[Start of Attachment]

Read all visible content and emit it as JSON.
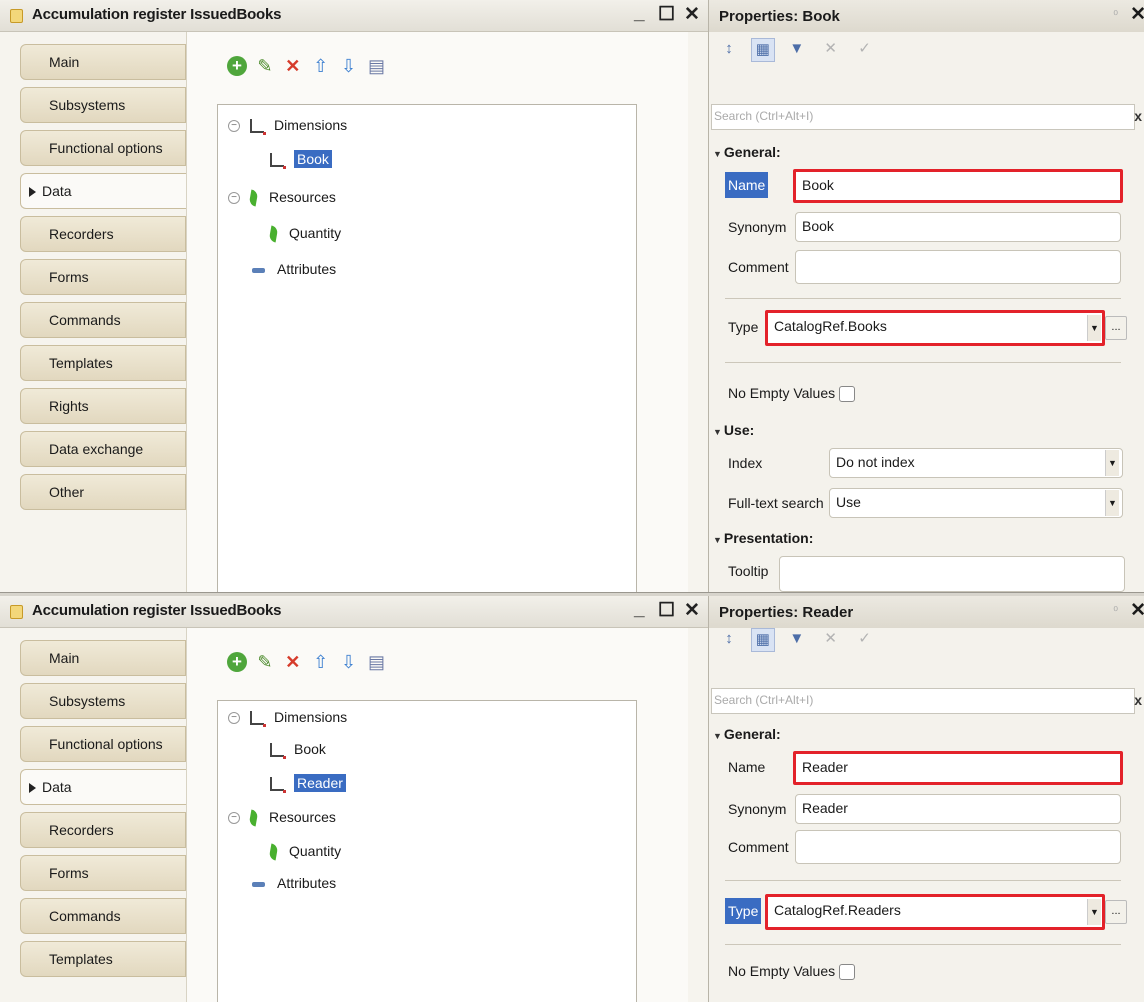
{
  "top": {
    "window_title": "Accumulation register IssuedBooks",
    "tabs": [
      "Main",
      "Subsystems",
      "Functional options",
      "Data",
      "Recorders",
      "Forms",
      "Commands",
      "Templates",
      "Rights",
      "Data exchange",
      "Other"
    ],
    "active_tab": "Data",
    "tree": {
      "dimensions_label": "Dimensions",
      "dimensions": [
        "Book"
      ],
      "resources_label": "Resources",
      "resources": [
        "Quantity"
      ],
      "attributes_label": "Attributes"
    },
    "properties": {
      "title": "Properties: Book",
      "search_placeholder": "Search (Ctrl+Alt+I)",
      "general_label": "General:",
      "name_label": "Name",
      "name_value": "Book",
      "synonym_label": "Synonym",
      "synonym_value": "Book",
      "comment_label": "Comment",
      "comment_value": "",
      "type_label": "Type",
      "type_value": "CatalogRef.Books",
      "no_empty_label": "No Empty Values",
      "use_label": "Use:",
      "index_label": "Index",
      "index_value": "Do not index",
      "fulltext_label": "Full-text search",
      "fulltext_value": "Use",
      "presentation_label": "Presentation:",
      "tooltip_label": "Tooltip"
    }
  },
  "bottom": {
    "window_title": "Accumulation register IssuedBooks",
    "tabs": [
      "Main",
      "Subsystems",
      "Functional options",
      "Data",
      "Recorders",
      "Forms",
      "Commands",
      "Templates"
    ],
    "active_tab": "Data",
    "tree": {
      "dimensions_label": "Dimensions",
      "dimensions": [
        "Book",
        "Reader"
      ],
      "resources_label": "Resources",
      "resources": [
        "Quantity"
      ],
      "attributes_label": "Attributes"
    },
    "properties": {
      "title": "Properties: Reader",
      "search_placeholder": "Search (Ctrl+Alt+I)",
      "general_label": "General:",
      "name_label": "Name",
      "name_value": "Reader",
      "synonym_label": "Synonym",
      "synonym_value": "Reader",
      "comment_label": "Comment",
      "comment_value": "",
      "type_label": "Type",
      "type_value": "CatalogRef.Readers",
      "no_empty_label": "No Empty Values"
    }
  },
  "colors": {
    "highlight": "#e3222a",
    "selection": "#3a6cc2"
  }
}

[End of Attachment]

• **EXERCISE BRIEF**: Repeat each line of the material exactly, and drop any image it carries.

• **SOLUTION TO THE PROBLEM**:
Read all visible content and emit it as JSON.
{
  "top": {
    "window_title": "Accumulation register IssuedBooks",
    "tabs": [
      "Main",
      "Subsystems",
      "Functional options",
      "Data",
      "Recorders",
      "Forms",
      "Commands",
      "Templates",
      "Rights",
      "Data exchange",
      "Other"
    ],
    "active_tab": "Data",
    "tree": {
      "dimensions_label": "Dimensions",
      "dimensions": [
        "Book"
      ],
      "resources_label": "Resources",
      "resources": [
        "Quantity"
      ],
      "attributes_label": "Attributes"
    },
    "properties": {
      "title": "Properties: Book",
      "search_placeholder": "Search (Ctrl+Alt+I)",
      "general_label": "General:",
      "name_label": "Name",
      "name_value": "Book",
      "synonym_label": "Synonym",
      "synonym_value": "Book",
      "comment_label": "Comment",
      "comment_value": "",
      "type_label": "Type",
      "type_value": "CatalogRef.Books",
      "no_empty_label": "No Empty Values",
      "use_label": "Use:",
      "index_label": "Index",
      "index_value": "Do not index",
      "fulltext_label": "Full-text search",
      "fulltext_value": "Use",
      "presentation_label": "Presentation:",
      "tooltip_label": "Tooltip"
    }
  },
  "bottom": {
    "window_title": "Accumulation register IssuedBooks",
    "tabs": [
      "Main",
      "Subsystems",
      "Functional options",
      "Data",
      "Recorders",
      "Forms",
      "Commands",
      "Templates"
    ],
    "active_tab": "Data",
    "tree": {
      "dimensions_label": "Dimensions",
      "dimensions": [
        "Book",
        "Reader"
      ],
      "resources_label": "Resources",
      "resources": [
        "Quantity"
      ],
      "attributes_label": "Attributes"
    },
    "properties": {
      "title": "Properties: Reader",
      "search_placeholder": "Search (Ctrl+Alt+I)",
      "general_label": "General:",
      "name_label": "Name",
      "name_value": "Reader",
      "synonym_label": "Synonym",
      "synonym_value": "Reader",
      "comment_label": "Comment",
      "comment_value": "",
      "type_label": "Type",
      "type_value": "CatalogRef.Readers",
      "no_empty_label": "No Empty Values"
    }
  },
  "colors": {
    "highlight": "#e3222a",
    "selection": "#3a6cc2"
  }
}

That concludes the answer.